In theory, you don't need to lube 9mm case when using carbide dies. In practice, several members do lightly lube 1 of 5 or 1 of 10 cases for ease of loading. The 9mm has a taper, and this causes new and/or clean cases to gall the carbide on the upstroke. You can see brass deposits on the carbide. This won't hurt anything at first, but over time it will effect the sizing or scratch the carbide insert. You can either clean the sizing die more often, or use a very slight amount of lube. This is usually only a problem with brand new brass or brass that has been polished by a tumbler.
Depending on which brand of media additive is used, this may not be necessary, because some of them leave a slight film on the cases. Cases cleaned with wet methods generally do not have this problem, either. Dirty cases won't need lube with carbide dies, as the nitro fouling acts as a dry lube. Dirty cases do eventually ruin a die on their own, however.
This is a hint I picked up from Richard Lee's Modern Reloading (1st ed.), page 56. Dilute 1 part Lee sizing lube with 10 parts rubbing alcohol (or water, alcohol evaporates more quickly). Put the mixture in a plant sprayer. Spray some cases with a light mist, let dry, and space them amongst the other cases to be sized. More than one in five is serious overkill.
CZF Member Mr. Phil does essentially the same thing, but he uses Hornady One-Shot case lube, an aerosol. He loads on a Dillon progressive and finds that this is easier on the loading arm. I also find that once the cases dry, some lube does actually speed up the loading process.
Both of these products share an important trait. They are applied wet, but are used after drying. This seems to be the secret to their success.
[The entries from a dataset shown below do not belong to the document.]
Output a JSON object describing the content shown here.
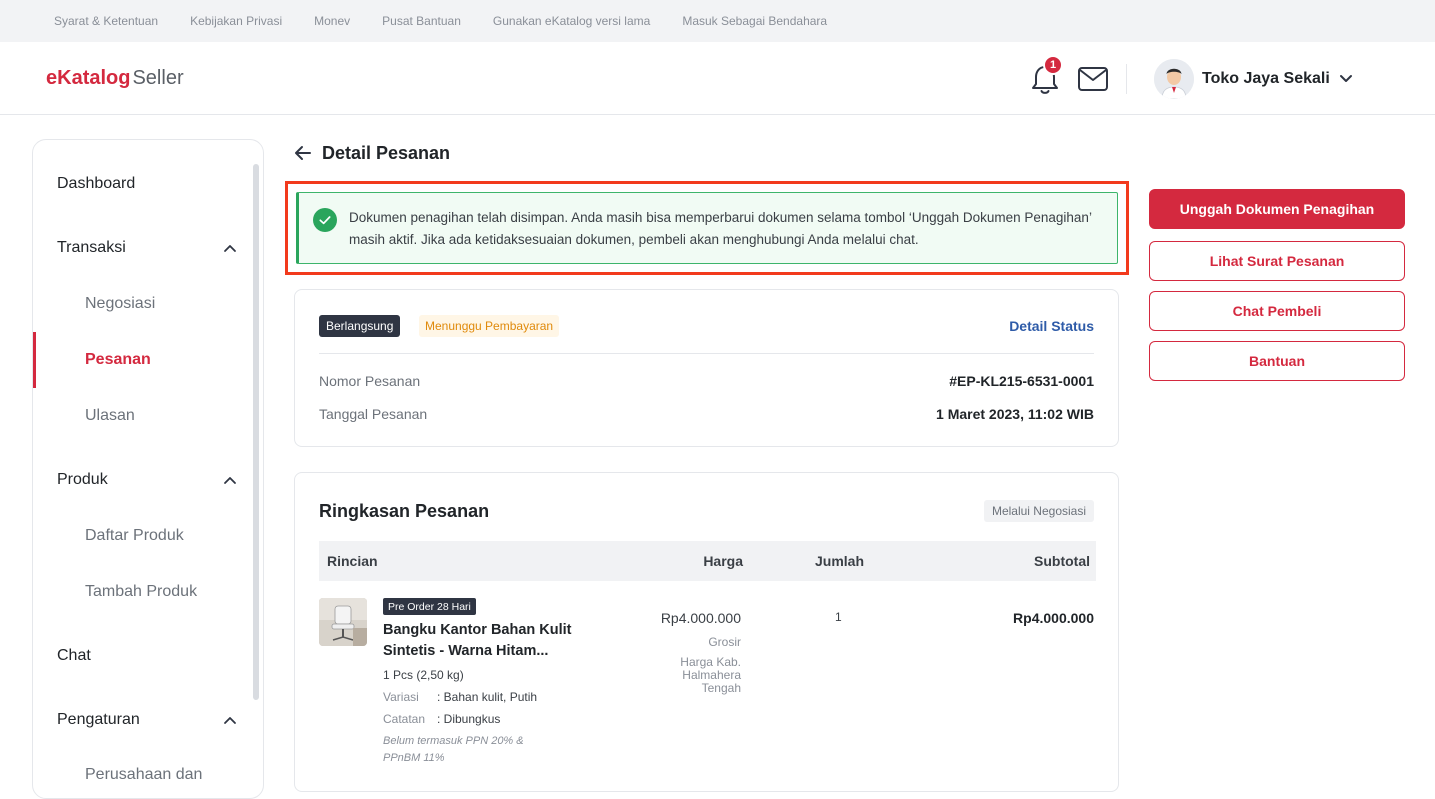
{
  "topbar": {
    "links": [
      "Syarat & Ketentuan",
      "Kebijakan Privasi",
      "Monev",
      "Pusat Bantuan",
      "Gunakan eKatalog versi lama",
      "Masuk Sebagai Bendahara"
    ]
  },
  "header": {
    "logo_main": "eKatalog",
    "logo_sub": "Seller",
    "notification_count": "1",
    "user_name": "Toko Jaya Sekali"
  },
  "sidebar": {
    "dashboard": "Dashboard",
    "transaksi": "Transaksi",
    "negosiasi": "Negosiasi",
    "pesanan": "Pesanan",
    "ulasan": "Ulasan",
    "produk": "Produk",
    "daftar_produk": "Daftar Produk",
    "tambah_produk": "Tambah Produk",
    "chat": "Chat",
    "pengaturan": "Pengaturan",
    "perusahaan": "Perusahaan dan"
  },
  "page": {
    "title": "Detail Pesanan"
  },
  "alert": {
    "text": "Dokumen penagihan telah disimpan. Anda masih bisa memperbarui dokumen selama tombol ‘Unggah Dokumen Penagihan’ masih aktif. Jika ada ketidaksesuaian dokumen, pembeli akan menghubungi Anda melalui chat."
  },
  "order": {
    "status_tag": "Berlangsung",
    "payment_tag": "Menunggu Pembayaran",
    "detail_status_link": "Detail Status",
    "number_label": "Nomor Pesanan",
    "number_value": "#EP-KL215-6531-0001",
    "date_label": "Tanggal Pesanan",
    "date_value": "1 Maret 2023, 11:02 WIB"
  },
  "summary": {
    "title": "Ringkasan Pesanan",
    "via_tag": "Melalui Negosiasi",
    "columns": {
      "rincian": "Rincian",
      "harga": "Harga",
      "jumlah": "Jumlah",
      "subtotal": "Subtotal"
    },
    "item": {
      "preorder_tag": "Pre Order 28 Hari",
      "name": "Bangku Kantor Bahan Kulit Sintetis - Warna Hitam...",
      "weight": "1 Pcs (2,50 kg)",
      "variasi_label": "Variasi",
      "variasi_value": ": Bahan kulit, Putih",
      "catatan_label": "Catatan",
      "catatan_value": ": Dibungkus",
      "tax_note": "Belum termasuk PPN 20% & PPnBM 11%",
      "price": "Rp4.000.000",
      "price_type": "Grosir",
      "price_region": "Harga Kab. Halmahera Tengah",
      "quantity": "1",
      "subtotal": "Rp4.000.000"
    }
  },
  "actions": {
    "upload": "Unggah Dokumen Penagihan",
    "view_po": "Lihat Surat Pesanan",
    "chat_buyer": "Chat Pembeli",
    "help": "Bantuan"
  },
  "colors": {
    "brand": "#d4293f",
    "success": "#2aa55c",
    "highlight": "#f23a1d",
    "link": "#2e5ba8"
  }
}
Wet or greasy lubes cause their own set of problems.
Once-fired 9mm cases are an excellent source for cases, but some brands are better than others. Sort cases by headstamp for safety and accuracy reasons. Trimming cases is probably not absolutely necessary, but there are many benefits of doing so. Although the initial expense of a tumbler can be postponed, you need to clean the cases with some other method. Depriming cases prior to cleaning is probably not absolutely necessary, but it is also a desirable practice. Ultra clean cases sometimes benefit from a very small amount of dry lube.